What is constipation and what causes it?
Constipation is a condition in which you have difficulty passing stools regularly. If you are constipated, you may also likely spend longer on the toilet trying to relieve yourself. Because the stools remain within the large bowel for long periods of time, a lot of the water content is removed, resulting in them being lumpier and drier. One important cause of constipation is a poor diet which lacks foods rich in dietary fibre.
Foods containing fibre are easy to come by, and include:
- Fresh fruit
- Complex carbohydrates (such as brown bread – NOT white bread)
The most common signs and symptoms of constipation are:
- Stomach pains
Because over 70% of the stool (poo) is water, dehydration can also cause constipation. It is therefore important to drink a sufficient volume of water every day (approximately 6*250 ml glasses of water a day). You cannot effectively hydrate on caffeinated drinks such as Coke, Pepsi or Coffee because the caffeine in the drink actually causes your body to lose some water. The most effective way to hydrate is to drink water. If you do not like plain water, adding a small volume of flavouring, in the form of squash, is perfectly acceptable.

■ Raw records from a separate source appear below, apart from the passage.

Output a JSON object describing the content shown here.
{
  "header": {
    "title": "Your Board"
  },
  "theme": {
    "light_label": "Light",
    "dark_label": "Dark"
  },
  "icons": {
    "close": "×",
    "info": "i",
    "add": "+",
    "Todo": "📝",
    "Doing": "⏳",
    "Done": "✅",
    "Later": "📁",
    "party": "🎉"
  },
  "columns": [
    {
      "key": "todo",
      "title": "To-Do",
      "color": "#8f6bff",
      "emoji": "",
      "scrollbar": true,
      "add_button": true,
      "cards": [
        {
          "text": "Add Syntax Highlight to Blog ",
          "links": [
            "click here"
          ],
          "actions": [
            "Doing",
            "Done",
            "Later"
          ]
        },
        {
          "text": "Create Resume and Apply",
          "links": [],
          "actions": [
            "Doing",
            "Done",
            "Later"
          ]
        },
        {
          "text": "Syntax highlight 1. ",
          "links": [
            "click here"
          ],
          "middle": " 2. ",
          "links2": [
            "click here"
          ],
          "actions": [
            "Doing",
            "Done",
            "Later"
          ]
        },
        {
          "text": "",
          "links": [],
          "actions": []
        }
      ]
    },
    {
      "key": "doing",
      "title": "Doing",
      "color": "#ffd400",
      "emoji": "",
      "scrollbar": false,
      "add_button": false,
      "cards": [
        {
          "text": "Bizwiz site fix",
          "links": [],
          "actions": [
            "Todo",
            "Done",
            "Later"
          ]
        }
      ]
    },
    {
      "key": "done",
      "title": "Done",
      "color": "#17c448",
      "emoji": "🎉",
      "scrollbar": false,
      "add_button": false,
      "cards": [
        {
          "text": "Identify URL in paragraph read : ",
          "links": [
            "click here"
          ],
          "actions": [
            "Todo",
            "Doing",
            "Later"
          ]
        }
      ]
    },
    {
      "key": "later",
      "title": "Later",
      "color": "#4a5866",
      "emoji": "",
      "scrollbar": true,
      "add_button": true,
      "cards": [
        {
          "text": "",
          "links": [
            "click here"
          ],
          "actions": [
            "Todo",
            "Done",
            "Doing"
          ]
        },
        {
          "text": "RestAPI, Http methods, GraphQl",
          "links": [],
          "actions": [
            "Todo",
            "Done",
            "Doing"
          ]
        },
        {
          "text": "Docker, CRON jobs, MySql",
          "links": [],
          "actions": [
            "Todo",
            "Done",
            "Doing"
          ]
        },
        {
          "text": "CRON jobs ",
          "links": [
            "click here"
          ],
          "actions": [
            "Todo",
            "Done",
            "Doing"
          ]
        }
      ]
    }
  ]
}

Interestingly, it has been demonstrated by a Scandinavian group of scientists that both tea and coffee slow the rate at which food moves along the gut. This is another reason why replacing water with other drinks is not advised.
Other significant causes of constipation include:

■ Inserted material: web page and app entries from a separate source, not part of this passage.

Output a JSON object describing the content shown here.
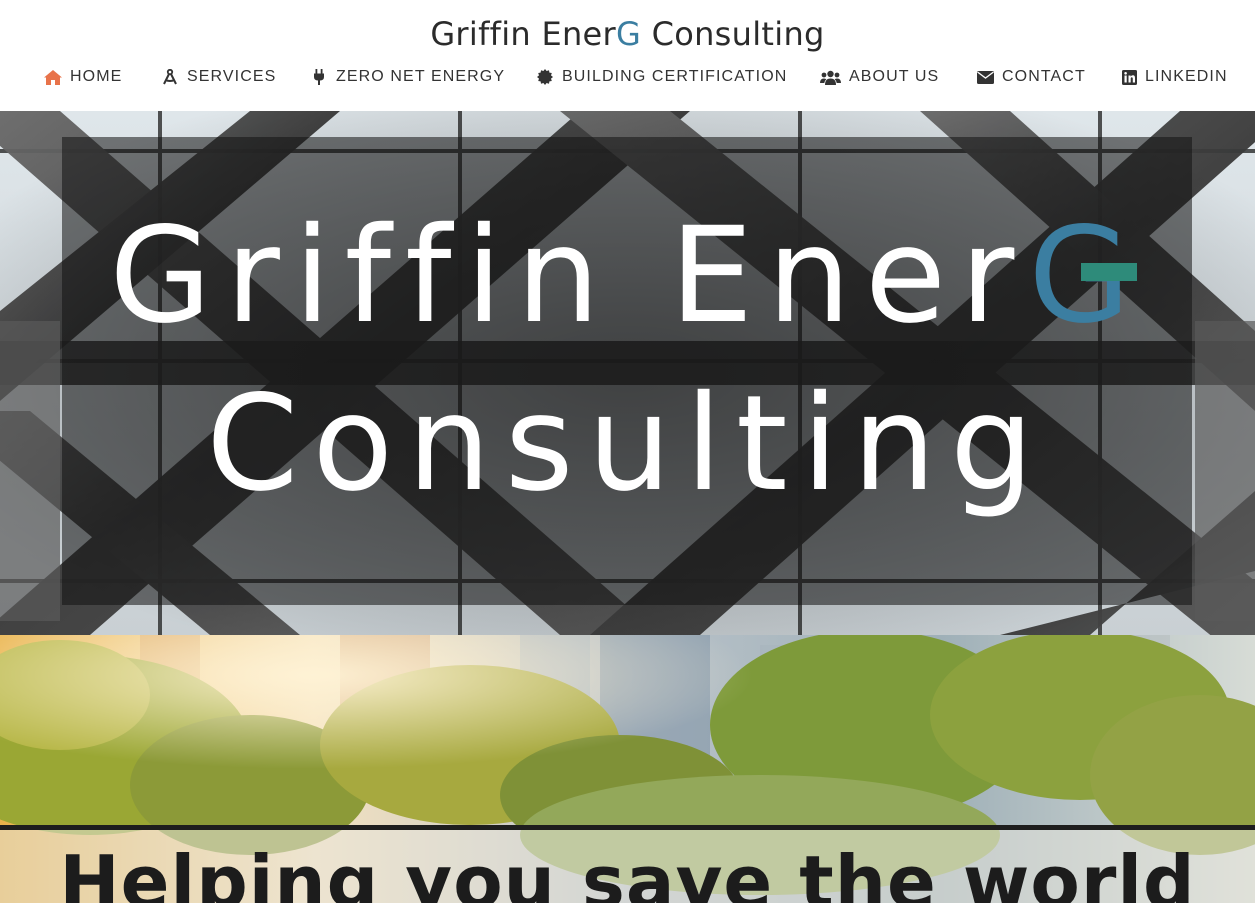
{
  "header": {
    "logo": {
      "part1": "Griffin Ener",
      "accent": "G",
      "part2": " Consulting"
    },
    "nav": [
      {
        "label": "HOME",
        "icon": "home-icon",
        "active": true
      },
      {
        "label": "SERVICES",
        "icon": "drafting-compass-icon"
      },
      {
        "label": "ZERO NET ENERGY",
        "icon": "plug-icon"
      },
      {
        "label": "BUILDING CERTIFICATION",
        "icon": "certificate-icon"
      },
      {
        "label": "ABOUT US",
        "icon": "users-icon"
      },
      {
        "label": "CONTACT",
        "icon": "envelope-icon"
      },
      {
        "label": "LINKEDIN",
        "icon": "linkedin-icon"
      }
    ]
  },
  "hero": {
    "line1_main": "Griffin Ener",
    "line1_accent": "G",
    "line2": "Consulting"
  },
  "section2": {
    "tagline": "Helping you save the world"
  },
  "colors": {
    "accent_blue": "#3b7ea1",
    "accent_green": "#2e8b7a",
    "active_icon": "#e8734a",
    "text_dark": "#333333"
  }
}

- ignoring an urge to go to the toilet – as the stools remain in the gut for longer, more water is absorbed resulting in them becoming harder
- certain medications, such as anti-depressants, painkillers, anti-diarrhoea drugs and calcium supplements
- stress/anxiety/depression – this is because these emotions reduce the number of bowel contractions resulting in poor transit of food along the gut
- Lack of exercise
How is constipation diagnosed?
If you have been feeling constipated for more than a few days, and are worried, you may want to speak to a doctor. At the London Gastroenterology centre, the doctors are all experts in a variety of conditions including constipation. You can contact us to book an appointment by clicking here.
The first thing a doctor will do is ask you some basic questions about:
- How frequently you go to the toilet
- How much you strain in order to pass stools
- How long you spend on the toilet
- The consistency of your poo. Please see more information on the Bristol stool chart here
If the doctor is concerned that you have a problem, he may carry out a physical examination in which he will press on your stomach to feel for any tenderness. Sometimes a brief internal examination is needed also.
For more severe constipation, the doctor may refer you for an X-ray or anorectal manometry. In anorectal manometry, a small balloon is inserted into your bottom. This measures how hard your muscles can squeeze.
Constipation can rarely be a sign of colorectal cancer. If your doctor suspects colon cancer he will probably perform a colonoscopy. This is when a camera is inserted into your rectum to view the inside of your gut. Our doctors are experts in performing these tests but will only recommend you have one if it is really needed.
The most likely treatment will be a change in diet or a simple bulking agent, which holds water within the stool. For more severe cases, laxatives may be offered. It is important to treat constipation to avoid complications, which can include:
- Haemorrhoids (rectal bleeding)
- Faecal impaction – this is when the stools become so hard that they will not pass naturally from the body.
For most people, constipation is more of a nuisance than a major health problem, but for some people it can be quite difficult to treat. These patients may need specialist treatments that are not widely available. At the London Gastroenterology Centre, our nationally recognised consultants, who are considered to be among the best in their field, have all the tests and expertise available to help you.